The advantages of public cloud computing can’t be beat. Companies around the world are taking advantage of the cost-saving measures associated with public cloud to help scale their infrastructure, provide disaster recovery services, elastic storage, and hosted services. As public cloud became more popular over the last few years, leaders quickly developed in the space. According to a recent Gartner report, Amazon Web Services (AWS) is by far the leading public cloud infrastructure platform, owning 47.8% of the market share. After AWS there is a big drop down to the next leaders: Microsoft Azure holds 15.5% of the market, Alibaba owns 7.7%, and Google Cloud has just 4%.
In this new, three part blog series, I’ll explore AWS, Azure, and Google Cloud, describe some of the benefits and limitations of each platform, and how Garland Prisms can work within the platforms to provide additional value to customers by providing packet level visibility in the public cloud.
One of the reasons that AWS is the leading public cloud service provider is that it is the most mature option on the market. Being the first to market, gave them an advantage to taking a large portion of the market share upfront. AWS provides global, enterprise-friendly products, with the configuration, monitoring, and security features they require to meet the complex network architecture needs of those organizations. It’s an open and flexible product that can be adjusted to meet the changing IT needs of any organization.
There’s no denying that AWS is a powerful tool for companies looking to add public cloud resources. There is however, one major challenge related to public cloud; how can you deliver packet level data to a monitoring tool, whether in the cloud or in an on-prem data center?
Making the Case for Packet Visibility in the Cloud
So why would you want to have packet level visibility into your cloud workloads?
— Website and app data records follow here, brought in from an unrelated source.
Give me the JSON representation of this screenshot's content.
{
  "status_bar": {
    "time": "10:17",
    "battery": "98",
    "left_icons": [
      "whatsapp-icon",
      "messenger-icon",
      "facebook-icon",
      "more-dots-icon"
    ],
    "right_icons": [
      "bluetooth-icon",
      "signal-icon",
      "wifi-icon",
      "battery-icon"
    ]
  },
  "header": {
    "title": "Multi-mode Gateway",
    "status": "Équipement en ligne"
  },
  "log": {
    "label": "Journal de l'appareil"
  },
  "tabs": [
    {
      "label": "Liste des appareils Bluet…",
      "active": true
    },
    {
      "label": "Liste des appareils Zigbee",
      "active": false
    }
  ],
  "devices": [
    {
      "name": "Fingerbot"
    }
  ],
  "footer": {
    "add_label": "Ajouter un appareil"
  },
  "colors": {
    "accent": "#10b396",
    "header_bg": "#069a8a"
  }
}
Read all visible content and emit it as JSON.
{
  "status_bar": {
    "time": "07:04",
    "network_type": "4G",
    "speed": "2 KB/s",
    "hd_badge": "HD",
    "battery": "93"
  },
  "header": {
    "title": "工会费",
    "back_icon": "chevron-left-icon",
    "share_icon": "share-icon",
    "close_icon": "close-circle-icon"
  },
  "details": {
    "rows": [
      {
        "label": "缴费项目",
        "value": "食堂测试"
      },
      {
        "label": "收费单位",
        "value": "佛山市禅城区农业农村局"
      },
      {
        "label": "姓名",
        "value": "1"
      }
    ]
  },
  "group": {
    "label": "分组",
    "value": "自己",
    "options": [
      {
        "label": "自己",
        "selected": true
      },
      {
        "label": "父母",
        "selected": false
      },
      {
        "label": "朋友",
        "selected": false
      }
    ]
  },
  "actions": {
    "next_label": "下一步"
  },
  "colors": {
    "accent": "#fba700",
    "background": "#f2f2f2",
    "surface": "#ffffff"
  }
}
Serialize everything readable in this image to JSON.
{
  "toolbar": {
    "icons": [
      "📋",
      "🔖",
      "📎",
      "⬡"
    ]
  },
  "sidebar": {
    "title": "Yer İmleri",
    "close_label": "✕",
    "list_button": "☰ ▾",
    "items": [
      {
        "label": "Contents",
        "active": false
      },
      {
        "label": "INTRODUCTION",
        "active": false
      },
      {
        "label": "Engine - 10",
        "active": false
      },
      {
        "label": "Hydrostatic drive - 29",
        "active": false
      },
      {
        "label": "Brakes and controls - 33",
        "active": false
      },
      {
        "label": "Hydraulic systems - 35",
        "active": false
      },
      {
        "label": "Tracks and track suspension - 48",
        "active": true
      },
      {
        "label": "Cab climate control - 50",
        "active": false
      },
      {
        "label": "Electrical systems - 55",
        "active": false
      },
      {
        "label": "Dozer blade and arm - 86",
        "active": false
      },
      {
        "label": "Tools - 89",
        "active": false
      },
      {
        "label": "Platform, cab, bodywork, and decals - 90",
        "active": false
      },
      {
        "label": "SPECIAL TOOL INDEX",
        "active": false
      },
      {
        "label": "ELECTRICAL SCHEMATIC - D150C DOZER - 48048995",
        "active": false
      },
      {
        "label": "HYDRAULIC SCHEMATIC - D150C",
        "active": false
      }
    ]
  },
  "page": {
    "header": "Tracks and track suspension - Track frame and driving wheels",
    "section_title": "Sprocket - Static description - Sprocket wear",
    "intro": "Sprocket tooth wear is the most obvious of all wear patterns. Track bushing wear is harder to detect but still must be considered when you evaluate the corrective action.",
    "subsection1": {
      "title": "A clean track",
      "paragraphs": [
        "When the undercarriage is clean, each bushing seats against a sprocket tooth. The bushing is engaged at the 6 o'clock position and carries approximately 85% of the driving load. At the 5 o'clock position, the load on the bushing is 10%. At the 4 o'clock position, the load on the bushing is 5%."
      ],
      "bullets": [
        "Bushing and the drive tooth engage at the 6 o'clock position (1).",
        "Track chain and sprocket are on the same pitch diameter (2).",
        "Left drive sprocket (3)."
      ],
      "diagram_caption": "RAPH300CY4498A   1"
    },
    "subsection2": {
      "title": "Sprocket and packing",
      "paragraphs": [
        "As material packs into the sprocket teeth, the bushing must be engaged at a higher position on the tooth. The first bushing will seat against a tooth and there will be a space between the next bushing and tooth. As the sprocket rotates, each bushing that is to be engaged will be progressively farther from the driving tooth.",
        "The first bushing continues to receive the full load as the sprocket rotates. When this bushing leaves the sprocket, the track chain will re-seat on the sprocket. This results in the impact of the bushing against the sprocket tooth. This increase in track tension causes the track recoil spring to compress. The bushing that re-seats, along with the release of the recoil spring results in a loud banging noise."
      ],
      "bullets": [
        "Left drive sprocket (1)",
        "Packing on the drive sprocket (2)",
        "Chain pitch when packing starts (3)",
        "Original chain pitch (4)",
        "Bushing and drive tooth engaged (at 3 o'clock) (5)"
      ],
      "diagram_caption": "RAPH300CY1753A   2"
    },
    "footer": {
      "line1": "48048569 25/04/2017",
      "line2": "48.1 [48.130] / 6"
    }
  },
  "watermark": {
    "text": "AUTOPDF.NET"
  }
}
Getting access to the packets in your network provides IT teams with the ability to detect network and security anomalies within a VPC and then route those packets to a security tool for analysis. This provides security teams the ability for quicker threat detection and response over tools that are using log or flow based data. With better visibility comes the ability to make better decisions about the network for your organization. You can perform internal testing and troubleshooting to make sure that your network is architected correctly to meet changing operational needs.
AWS recognized the need for network monitoring in the cloud to keep an eye on unusual traffic patterns that could be indicators of a hack or data breach, and in 2019, they launched VPC Traffic Mirroring to address some of those issues. VPC Traffic Mirroring is a new feature unique to AWS that allows users to capture and inspect network traffic within an existing Virtual Private Cloud. VPC traffic mirroring can be easily compared to what a Fiber TAP does in a physical environment, providing the user with direct access to packets flowing through the VPC.
AWS VPC Traffic Mirroring
Similar to physical network TAPs, VPC Traffic Mirroring allows users to capture all packets in the VPC, or use filters based on protocols and CIDR blocks, to only capture specific information of interest to the tool that the traffic is going to be mirrored to. AWS built their VPC Traffic Mirroring to work across multiple VPCs in an AWS environment, capturing traffic where the VPC is located and then mirroring that traffic back to one VPC for inspection by an analysis tool.
Garland Prisms and AWS
AWS is a solid product. There’s a lot of great features and benefits it can provide, and for some customers the VPC Traffic Mirroring will be robust enough to provide packet level visibility into these workloads in the public cloud. However, there are still limitations to what VPC Traffic Mirroring can do, and that’s where Garland Prisms comes in. Garland Prisms is a host-based cloud TAP that can mirror any traffic, whether north-south or east-west, from containers and virtual machines in any cloud environment. Prisms is a compliment and is primarily used to augment the features of AWS. VPC Traffic Mirroring is limited in what it can do for a customer in the fact that there is no agent, it only works in nitro instance types, there is no container support, and most importantly, supports only 1:1 replication. As a cloud-native tool, Prisms addresses all of these limitations.
One of the greatest benefits to Prisms is that it provides support for 1:many tool replication. In today’s complex IT infrastructures it is very common for traffic to be inspected by multiple tools for security and monitoring analysis. Each tool may be used by different teams, and for different purposes, but it is important for all of them to get access to the packets they need. Having a way for the packets to get to multiple tools, whether it’s in a traditional, physical environment, or in the cloud, is critical to overall network performance and security strategies.